MSNBC's Kasie Hunt Condemns Abusive Calls Made to GOP Senator: This Is 'Not the Way to Go About It'

September 12, 2018

MSNBC host and reporter Kasie Hunt said on Wednesday that the tactics being waged by liberals against Sen. Susan Collins (R., Maine) in an attempt to pressure her to vote against Supreme Court nominee Brett Kavanaugh are "not the way to go about it."

Hunt, a Capitol Hill correspondent for NBC, appeared on MSNBC's "Morning Joe," where she reacted to the abusive calls Collins' office has received in the past week. Activists opposed to Kavanaugh have attempted to pressure her to vote against his confirmation or face repercussions when she is up for reelection in 2020.

"Here is one thing that I will say, if you are trying to convince Susan Collins to do something, the tactics that some of these people are using is not the way to go about it," Hunt said. "Her offices received 3,000-plus wire hangers. She had one 25-year-old female staffer have somebody walk up to them and say they hope she is raped and impregnated."

NBC News reported on the profanity-laced voicemails and letters Collins received from activists.

One caller on Friday, September 7 at 6:11 p.m., left a message saying, in part: "If you care at all about women's choice, vote ‘no' on Kavanaugh. Don't be a dumb bitch. F*** you also."

In a second voice mail, the caller calls Collins "a feckless, feckless, feckless woman standing there letting Trump and his appointees steal the right to choose what women do with their bodies. And you stood by, ‘Oh, I don't know. I'm so naive.' F*** you. F*** you."

And in a letter sent to her Portland, Maine office, the writer on August 9 says that "EVERY waitress who serves you is going to spit in your food, and that's if you're lucky, you f***ing c***! Think of that every meal."

Hunt said many of the sources she has spoken to are "uncomfortable" with how some of the tactics are playing out.

"Susan Collins really values her reputation as being independent. She did vote for Neil Gorsuch, which of course went along with the president here, but she has acknowledged ... that if in fact some of the charges Democrats have leveled at Kavanaugh–that he has not told the truth at these hearings–that that would be a very serious concern for her," Hunt said.

Hunt then shifted to talk about liberal activists launching a crowdfunding campaign to raise money against Collins.
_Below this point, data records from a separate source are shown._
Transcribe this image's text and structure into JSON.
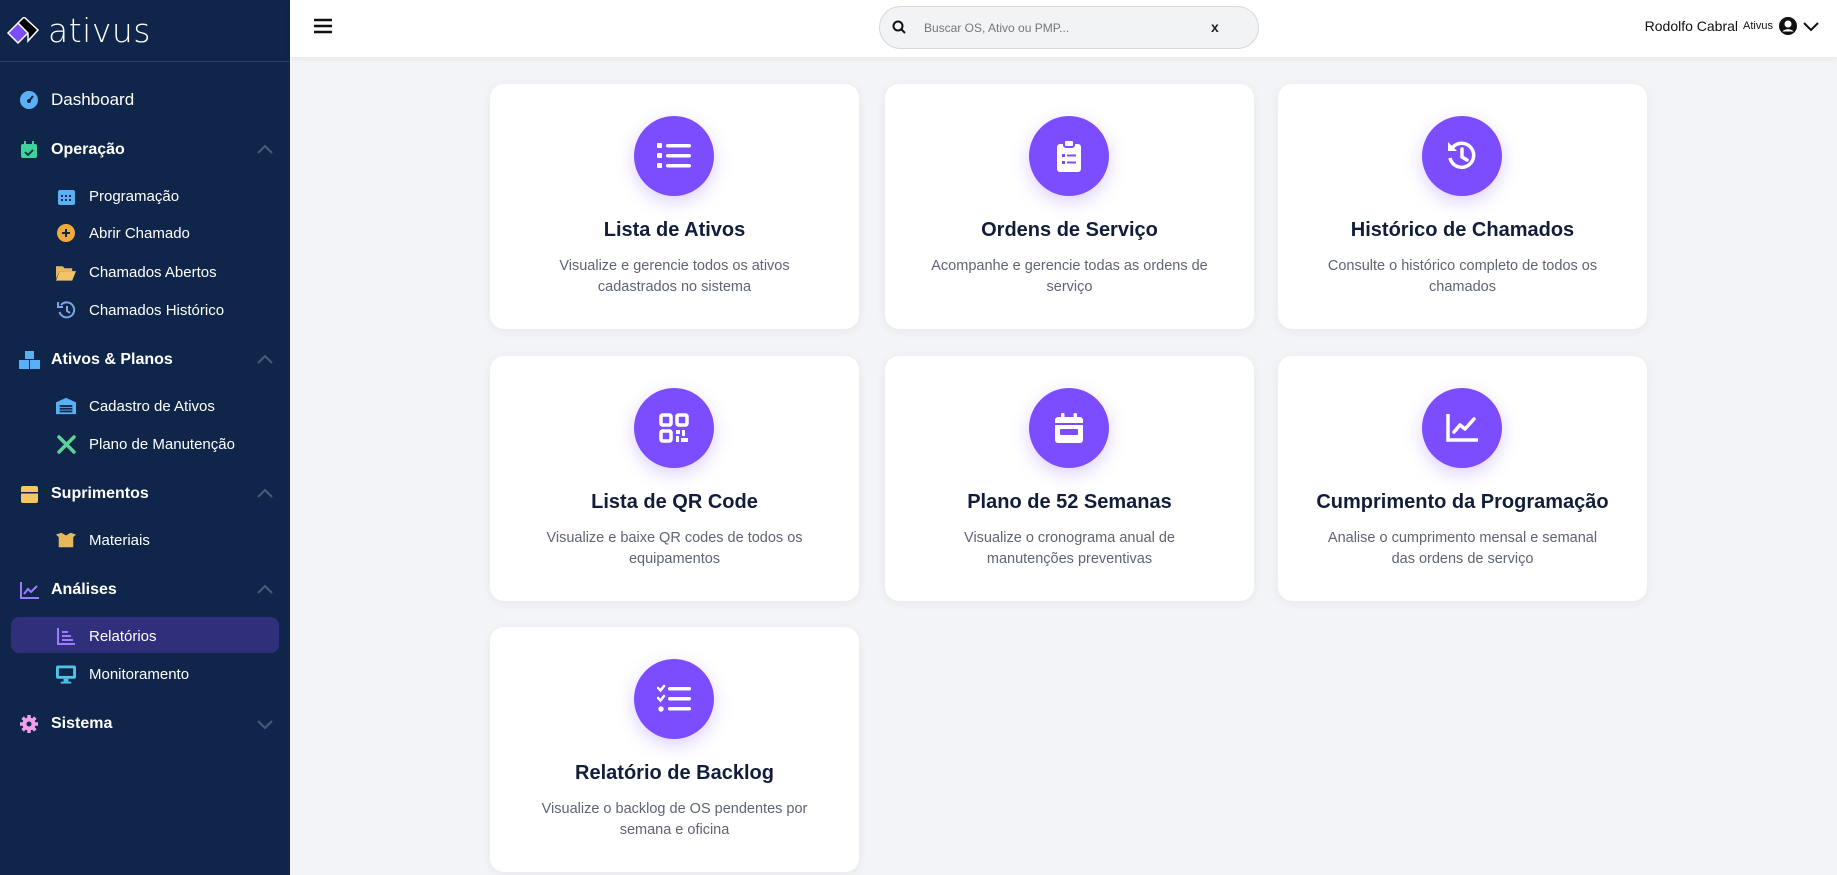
{
  "app": {
    "logo_text": "ativus"
  },
  "sidebar": {
    "dashboard": "Dashboard",
    "operacao": {
      "label": "Operação",
      "items": [
        "Programação",
        "Abrir Chamado",
        "Chamados Abertos",
        "Chamados Histórico"
      ]
    },
    "ativos": {
      "label": "Ativos & Planos",
      "items": [
        "Cadastro de Ativos",
        "Plano de Manutenção"
      ]
    },
    "suprimentos": {
      "label": "Suprimentos",
      "items": [
        "Materiais"
      ]
    },
    "analises": {
      "label": "Análises",
      "items": [
        "Relatórios",
        "Monitoramento"
      ]
    },
    "sistema": {
      "label": "Sistema"
    },
    "active_item": "Relatórios"
  },
  "topbar": {
    "search_placeholder": "Buscar OS, Ativo ou PMP...",
    "clear": "x",
    "user_name": "Rodolfo Cabral",
    "user_role": "Ativus"
  },
  "colors": {
    "sidebar": "#0f2549",
    "accent": "#7c4dff",
    "active": "#302f7c"
  },
  "cards": [
    {
      "title": "Lista de Ativos",
      "desc": "Visualize e gerencie todos os ativos cadastrados no sistema",
      "icon": "list-icon"
    },
    {
      "title": "Ordens de Serviço",
      "desc": "Acompanhe e gerencie todas as ordens de serviço",
      "icon": "clipboard-icon"
    },
    {
      "title": "Histórico de Chamados",
      "desc": "Consulte o histórico completo de todos os chamados",
      "icon": "history-icon"
    },
    {
      "title": "Lista de QR Code",
      "desc": "Visualize e baixe QR codes de todos os equipamentos",
      "icon": "qrcode-icon"
    },
    {
      "title": "Plano de 52 Semanas",
      "desc": "Visualize o cronograma anual de manutenções preventivas",
      "icon": "calendar-icon"
    },
    {
      "title": "Cumprimento da Programação",
      "desc": "Analise o cumprimento mensal e semanal das ordens de serviço",
      "icon": "chart-line-icon"
    },
    {
      "title": "Relatório de Backlog",
      "desc": "Visualize o backlog de OS pendentes por semana e oficina",
      "icon": "list-check-icon"
    }
  ]
}
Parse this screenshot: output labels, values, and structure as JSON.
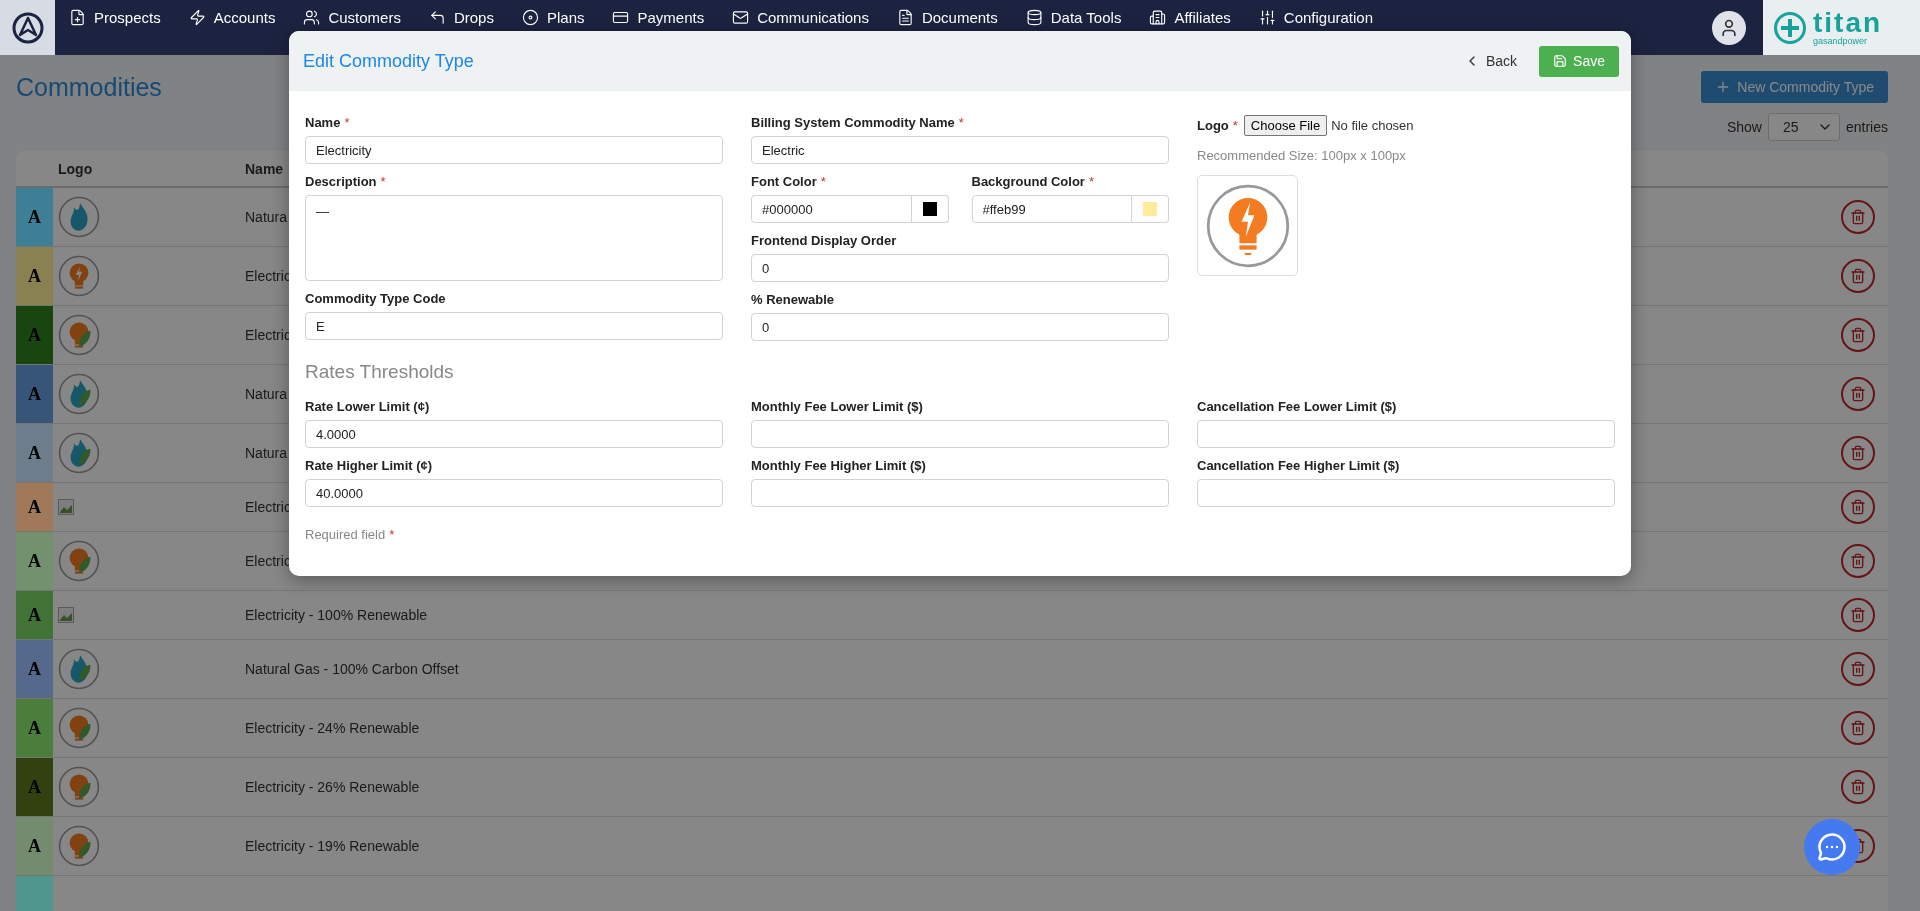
{
  "nav": {
    "items": [
      {
        "label": "Prospects"
      },
      {
        "label": "Accounts"
      },
      {
        "label": "Customers"
      },
      {
        "label": "Drops"
      },
      {
        "label": "Plans"
      },
      {
        "label": "Payments"
      },
      {
        "label": "Communications"
      },
      {
        "label": "Documents"
      },
      {
        "label": "Data Tools"
      },
      {
        "label": "Affiliates"
      },
      {
        "label": "Configuration"
      }
    ],
    "brand": {
      "name": "titan",
      "tagline": "gasandpower"
    }
  },
  "page": {
    "title": "Commodities",
    "new_button": "New Commodity Type",
    "show_label": "Show",
    "page_size": "25",
    "entries_label": "entries"
  },
  "table": {
    "columns": [
      "Logo",
      "Name"
    ],
    "rows": [
      {
        "letter": "A",
        "color": "#3d8095",
        "kind": "gas",
        "name": "Natura"
      },
      {
        "letter": "A",
        "color": "#8a8152",
        "kind": "bulb",
        "name": "Electric"
      },
      {
        "letter": "A",
        "color": "#19460f",
        "kind": "bulb-leaf",
        "name": "Electric"
      },
      {
        "letter": "A",
        "color": "#375578",
        "kind": "gas-leaf",
        "name": "Natura"
      },
      {
        "letter": "A",
        "color": "#6e7d8c",
        "kind": "gas-leaf",
        "name": "Natura"
      },
      {
        "letter": "A",
        "color": "#a0785a",
        "kind": "broken",
        "name": "Electric"
      },
      {
        "letter": "A",
        "color": "#73916e",
        "kind": "bulb-leaf",
        "name": "Electric"
      },
      {
        "letter": "A",
        "color": "#417337",
        "kind": "broken",
        "name": "Electricity - 100% Renewable"
      },
      {
        "letter": "A",
        "color": "#55698c",
        "kind": "gas-leaf",
        "name": "Natural Gas - 100% Carbon Offset"
      },
      {
        "letter": "A",
        "color": "#4b7d3c",
        "kind": "bulb-leaf",
        "name": "Electricity - 24% Renewable"
      },
      {
        "letter": "A",
        "color": "#32410f",
        "kind": "bulb-leaf",
        "name": "Electricity - 26% Renewable"
      },
      {
        "letter": "A",
        "color": "#738c6e",
        "kind": "bulb-leaf",
        "name": "Electricity - 19% Renewable"
      },
      {
        "color": "#50968c",
        "kind": "cut"
      }
    ]
  },
  "modal": {
    "title": "Edit Commodity Type",
    "back_label": "Back",
    "save_label": "Save",
    "name": {
      "label": "Name",
      "required_mark": "*",
      "value": "Electricity"
    },
    "description": {
      "label": "Description",
      "required_mark": "*",
      "value": "—"
    },
    "code": {
      "label": "Commodity Type Code",
      "value": "E"
    },
    "billing_name": {
      "label": "Billing System Commodity Name",
      "required_mark": "*",
      "value": "Electric"
    },
    "font_color": {
      "label": "Font Color",
      "required_mark": "*",
      "value": "#000000"
    },
    "background_color": {
      "label": "Background Color",
      "required_mark": "*",
      "value": "#ffeb99"
    },
    "display_order": {
      "label": "Frontend Display Order",
      "value": "0"
    },
    "renewable": {
      "label": "% Renewable",
      "value": "0"
    },
    "logo": {
      "label": "Logo",
      "required_mark": "*",
      "button": "Choose File",
      "file_status": "No file chosen",
      "hint": "Recommended Size: 100px x 100px"
    },
    "thresholds": {
      "title": "Rates Thresholds",
      "groups": [
        {
          "fields": [
            {
              "label": "Rate Lower Limit (¢)",
              "value": "4.0000"
            },
            {
              "label": "Rate Higher Limit (¢)",
              "value": "40.0000"
            }
          ]
        },
        {
          "fields": [
            {
              "label": "Monthly Fee Lower Limit ($)"
            },
            {
              "label": "Monthly Fee Higher Limit ($)"
            }
          ]
        },
        {
          "fields": [
            {
              "label": "Cancellation Fee Lower Limit ($)"
            },
            {
              "label": "Cancellation Fee Higher Limit ($)"
            }
          ]
        }
      ]
    },
    "footnote": {
      "text": "Required field",
      "required_mark": "*"
    }
  }
}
A group associated with Maine People's Alliance, Mainers for Accountable Leadership, and activist Ady Barkan created a crowdfunding campaign that has raised more than $1 million in the form of pledges. The group says that if Collins supports Kavanaugh, those pledges will be given to whoever challenges the senator in 2020, and if she votes against the nominee's confirmation, the money will never be withdrawn.

"We talk a lot about how there's no bipartisanship in Washington. These kinds of tactics don't encourage independents like Susan Collins to stay in the ring," Hunt concluded.

Hunt's response to the abusive phone calls contrasts the reaction another MSNBC panel had to the profanity-laced voicemails.

After playing audio from two callers, both of whom said "f*** you" to Collins, MSNBC contributor Yamiche Alcindor focused on the  callers' "passion" for "life-and-death issues."

"When you listen to those and having been out on the campaign trail, it's the passion of people," Alcindor said. "It's obviously abusive, and the language that's being used is abhorrent, but you also feel like they're talking about life-and-death issues."

"They're talking about women's rights to choose," Alcindor went on. "They're talking about whether or not you can have health care, pre-existing conditions—these are things that can lead people to die."

"These are the life-and-death things people are talking about," she concluded.

Panelist Jim Messina, President Barack Obama's 2012 campaign manager, nodded in response to Alcindor's assessment. Another panelist, Alexi McCammond, noted the two calls played were from men and said it showed abortion "is an issue that’s not just affecting women."

"And that was from two men, which I think really shows how this is an issue that's not just affecting women," McCammond said. "Brett Kavanaugh's confirmation hearings absolutely bring abortion and reproductive rights as a top midterm election issue, in a way it might not have been otherwise."